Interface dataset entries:
● ● ●
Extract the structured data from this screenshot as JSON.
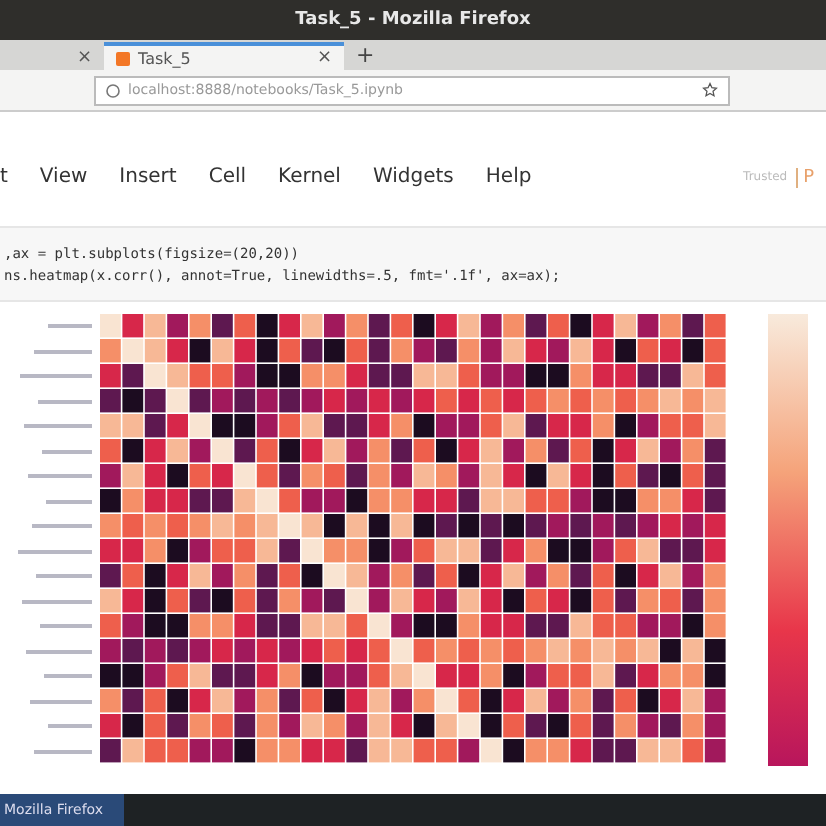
{
  "window": {
    "title": "Task_5 - Mozilla Firefox"
  },
  "tabs": [
    {
      "selected": false,
      "close": "×"
    },
    {
      "label": "Task_5",
      "selected": true,
      "close": "×"
    }
  ],
  "new_tab": "+",
  "address_bar": {
    "url": "localhost:8888/notebooks/Task_5.ipynb"
  },
  "menu": [
    "t",
    "View",
    "Insert",
    "Cell",
    "Kernel",
    "Widgets",
    "Help"
  ],
  "notebook_status": {
    "trust": "Trusted",
    "kernel_initial": "P"
  },
  "code_lines": [
    ",ax = plt.subplots(figsize=(20,20))",
    "ns.heatmap(x.corr(), annot=True, linewidths=.5, fmt='.1f', ax=ax);"
  ],
  "taskbar": {
    "item": "Mozilla Firefox"
  }
}
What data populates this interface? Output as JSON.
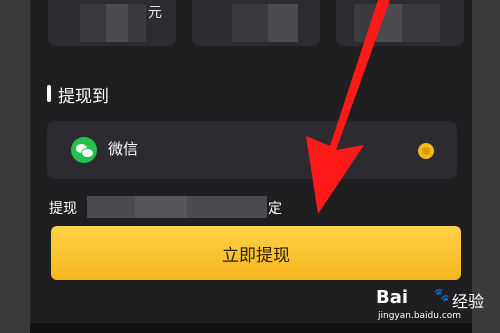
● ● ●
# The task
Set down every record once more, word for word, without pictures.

# Response for this exercise
Extract the structured data from this screenshot as JSON.
{
  "window": {
    "title": "Task_5 - Mozilla Firefox"
  },
  "tabs": [
    {
      "selected": false,
      "close": "×"
    },
    {
      "label": "Task_5",
      "selected": true,
      "close": "×"
    }
  ],
  "new_tab": "+",
  "address_bar": {
    "url": "localhost:8888/notebooks/Task_5.ipynb"
  },
  "menu": [
    "t",
    "View",
    "Insert",
    "Cell",
    "Kernel",
    "Widgets",
    "Help"
  ],
  "notebook_status": {
    "trust": "Trusted",
    "kernel_initial": "P"
  },
  "code_lines": [
    ",ax = plt.subplots(figsize=(20,20))",
    "ns.heatmap(x.corr(), annot=True, linewidths=.5, fmt='.1f', ax=ax);"
  ],
  "taskbar": {
    "item": "Mozilla Firefox"
  }
}
What data populates this interface? Output as JSON.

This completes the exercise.